By no means do all New Yorkers believe this. Nearly 400,000 New Yorkers (out of 2 million in the city who voted) chose Bush in 2000, and many of them believe strongly that the president deserves credit for shielding the city from further attacks. (The Democrats, too, invited a relative of Sept. 11 victims to speak at their convention and played "Amazing Grace" afterward.)
Christy Ferer lives in Manhattan with her two daughters. She lost her husband, Neil D. Levin, executive director of the Port Authority, in the attacks. For her, Bush's talk of Sept. 11 is not simply justified but central to his appeal as a candidate.
"Anyone who prioritizes homeland security votes for George Bush -- it's that simple," she said. "The fact of the matter is that we haven't had a single attack on our soil since 9/11. He's entitled to the linkage with his reelection campaign."
Senior Bush officials have consistently warned in congressional testimony that another attack in the United States is probable, and they have listed New York and Washington as likely targets. In particular, in the weeks leading to the Republican convention, Homeland Security Secretary Tom Ridge pointed to New York City as a possible target, although there have been few reports of terrorist "chatter" this week.
Many New Yorkers wonder about Giuliani's decision to place his considerable political capital at Bush's disposal. As a personality, New York's former mayor is a strong cup of coffee -- New Yorkers loved and loathed him in equal measure. But even most critics credit him with strong personal leadership after Sept. 11, a time during which he seemed to personify his city.
In his speech Monday, Giuliani spoke of seeing bodies falling and the "flames of hell." And he said -- though he had never said this before -- that he gripped the arm of his police commissioner and said: "Thank God George Bush is our president."
This conflation of disaster, personal bravery and Bush did not sit well with several New Yorkers interviewed Tuesday. Rob Snyder is a historian at Rutgers University in Newark, a Manhattan resident and a man who narrowly dodged the collapsing towers as he walked out of the PATH train station in Lower Manhattan nearly three years ago.

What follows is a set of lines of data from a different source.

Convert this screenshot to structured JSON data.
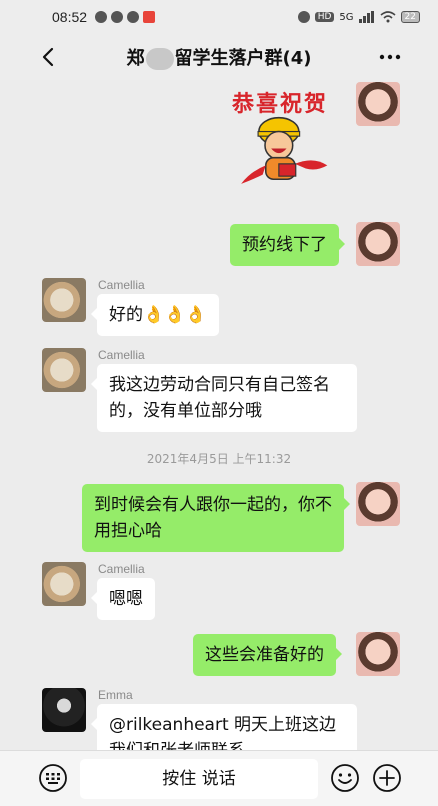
{
  "statusbar": {
    "time": "08:52",
    "network": "5G",
    "battery": "22"
  },
  "header": {
    "title_prefix": "郑",
    "title_suffix": "留学生落户群(4)",
    "back_icon": "chevron-left-icon",
    "more_icon": "ellipsis-icon"
  },
  "sticker": {
    "text": "恭喜祝贺"
  },
  "messages": [
    {
      "side": "right",
      "text": "预约线下了"
    },
    {
      "side": "left",
      "sender": "Camellia",
      "text": "好的👌👌👌"
    },
    {
      "side": "left",
      "sender": "Camellia",
      "text": "我这边劳动合同只有自己签名的，没有单位部分哦"
    },
    {
      "side": "right",
      "text": "到时候会有人跟你一起的，你不用担心哈"
    },
    {
      "side": "left",
      "sender": "Camellia",
      "text": "嗯嗯"
    },
    {
      "side": "right",
      "text": "这些会准备好的"
    },
    {
      "side": "left",
      "sender": "Emma",
      "text": "@rilkeanheart  明天上班这边我们和张老师联系"
    }
  ],
  "timestamp": "2021年4月5日 上午11:32",
  "bottombar": {
    "voice_label": "按住 说话"
  },
  "colors": {
    "bubble_green": "#95ec69",
    "bubble_white": "#ffffff",
    "background": "#ececec"
  }
}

"The genius of Rudy's conduct after September 11th was his ability to rise above partisan identity and to reflect and inspire the courage of ordinary people," Snyder said. "But by supporting Bush, and attacking Kerry, he's quickly reverted to type."